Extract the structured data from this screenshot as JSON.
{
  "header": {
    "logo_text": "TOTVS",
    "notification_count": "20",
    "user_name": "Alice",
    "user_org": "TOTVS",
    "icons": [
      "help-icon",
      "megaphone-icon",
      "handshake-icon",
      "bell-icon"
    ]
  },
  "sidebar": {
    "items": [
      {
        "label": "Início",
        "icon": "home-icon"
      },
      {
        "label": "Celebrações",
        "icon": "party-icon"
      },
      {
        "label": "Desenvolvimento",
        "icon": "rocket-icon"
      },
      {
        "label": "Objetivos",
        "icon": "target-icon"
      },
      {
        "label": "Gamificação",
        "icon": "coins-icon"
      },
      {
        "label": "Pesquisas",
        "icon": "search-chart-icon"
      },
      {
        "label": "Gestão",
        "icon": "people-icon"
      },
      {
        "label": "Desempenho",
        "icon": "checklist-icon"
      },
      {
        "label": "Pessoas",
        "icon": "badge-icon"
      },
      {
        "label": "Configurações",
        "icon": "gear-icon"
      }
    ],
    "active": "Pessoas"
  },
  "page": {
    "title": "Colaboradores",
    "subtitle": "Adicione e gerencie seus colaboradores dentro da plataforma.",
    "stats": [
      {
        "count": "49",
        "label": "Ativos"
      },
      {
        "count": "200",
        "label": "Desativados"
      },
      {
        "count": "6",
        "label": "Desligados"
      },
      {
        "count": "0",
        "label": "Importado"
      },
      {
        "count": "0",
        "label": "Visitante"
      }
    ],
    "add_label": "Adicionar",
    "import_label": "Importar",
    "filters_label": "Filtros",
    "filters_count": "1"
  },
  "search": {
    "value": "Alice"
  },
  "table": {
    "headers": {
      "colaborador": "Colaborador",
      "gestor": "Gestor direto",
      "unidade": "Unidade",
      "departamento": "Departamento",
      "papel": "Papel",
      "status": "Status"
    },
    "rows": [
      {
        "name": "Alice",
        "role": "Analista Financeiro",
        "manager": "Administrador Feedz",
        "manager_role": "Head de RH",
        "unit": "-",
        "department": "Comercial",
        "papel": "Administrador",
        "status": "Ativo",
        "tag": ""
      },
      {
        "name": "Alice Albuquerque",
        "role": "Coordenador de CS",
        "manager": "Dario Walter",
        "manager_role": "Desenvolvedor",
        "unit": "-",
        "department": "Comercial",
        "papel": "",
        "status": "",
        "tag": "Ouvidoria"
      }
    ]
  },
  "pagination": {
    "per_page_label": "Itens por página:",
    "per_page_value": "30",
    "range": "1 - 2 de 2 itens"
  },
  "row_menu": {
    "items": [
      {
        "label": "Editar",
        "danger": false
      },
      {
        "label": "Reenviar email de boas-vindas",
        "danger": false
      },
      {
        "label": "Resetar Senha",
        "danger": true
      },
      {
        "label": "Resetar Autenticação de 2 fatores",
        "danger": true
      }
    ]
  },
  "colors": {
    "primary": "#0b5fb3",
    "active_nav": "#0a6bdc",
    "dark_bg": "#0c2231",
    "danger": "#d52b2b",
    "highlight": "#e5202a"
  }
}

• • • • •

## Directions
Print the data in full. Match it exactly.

## Response to this task
Extract the structured data from this screenshot as JSON.
{
  "header": {
    "logo_text": "TOTVS",
    "notification_count": "20",
    "user_name": "Alice",
    "user_org": "TOTVS",
    "icons": [
      "help-icon",
      "megaphone-icon",
      "handshake-icon",
      "bell-icon"
    ]
  },
  "sidebar": {
    "items": [
      {
        "label": "Início",
        "icon": "home-icon"
      },
      {
        "label": "Celebrações",
        "icon": "party-icon"
      },
      {
        "label": "Desenvolvimento",
        "icon": "rocket-icon"
      },
      {
        "label": "Objetivos",
        "icon": "target-icon"
      },
      {
        "label": "Gamificação",
        "icon": "coins-icon"
      },
      {
        "label": "Pesquisas",
        "icon": "search-chart-icon"
      },
      {
        "label": "Gestão",
        "icon": "people-icon"
      },
      {
        "label": "Desempenho",
        "icon": "checklist-icon"
      },
      {
        "label": "Pessoas",
        "icon": "badge-icon"
      },
      {
        "label": "Configurações",
        "icon": "gear-icon"
      }
    ],
    "active": "Pessoas"
  },
  "page": {
    "title": "Colaboradores",
    "subtitle": "Adicione e gerencie seus colaboradores dentro da plataforma.",
    "stats": [
      {
        "count": "49",
        "label": "Ativos"
      },
      {
        "count": "200",
        "label": "Desativados"
      },
      {
        "count": "6",
        "label": "Desligados"
      },
      {
        "count": "0",
        "label": "Importado"
      },
      {
        "count": "0",
        "label": "Visitante"
      }
    ],
    "add_label": "Adicionar",
    "import_label": "Importar",
    "filters_label": "Filtros",
    "filters_count": "1"
  },
  "search": {
    "value": "Alice"
  },
  "table": {
    "headers": {
      "colaborador": "Colaborador",
      "gestor": "Gestor direto",
      "unidade": "Unidade",
      "departamento": "Departamento",
      "papel": "Papel",
      "status": "Status"
    },
    "rows": [
      {
        "name": "Alice",
        "role": "Analista Financeiro",
        "manager": "Administrador Feedz",
        "manager_role": "Head de RH",
        "unit": "-",
        "department": "Comercial",
        "papel": "Administrador",
        "status": "Ativo",
        "tag": ""
      },
      {
        "name": "Alice Albuquerque",
        "role": "Coordenador de CS",
        "manager": "Dario Walter",
        "manager_role": "Desenvolvedor",
        "unit": "-",
        "department": "Comercial",
        "papel": "",
        "status": "",
        "tag": "Ouvidoria"
      }
    ]
  },
  "pagination": {
    "per_page_label": "Itens por página:",
    "per_page_value": "30",
    "range": "1 - 2 de 2 itens"
  },
  "row_menu": {
    "items": [
      {
        "label": "Editar",
        "danger": false
      },
      {
        "label": "Reenviar email de boas-vindas",
        "danger": false
      },
      {
        "label": "Resetar Senha",
        "danger": true
      },
      {
        "label": "Resetar Autenticação de 2 fatores",
        "danger": true
      }
    ]
  },
  "colors": {
    "primary": "#0b5fb3",
    "active_nav": "#0a6bdc",
    "dark_bg": "#0c2231",
    "danger": "#d52b2b",
    "highlight": "#e5202a"
  }
}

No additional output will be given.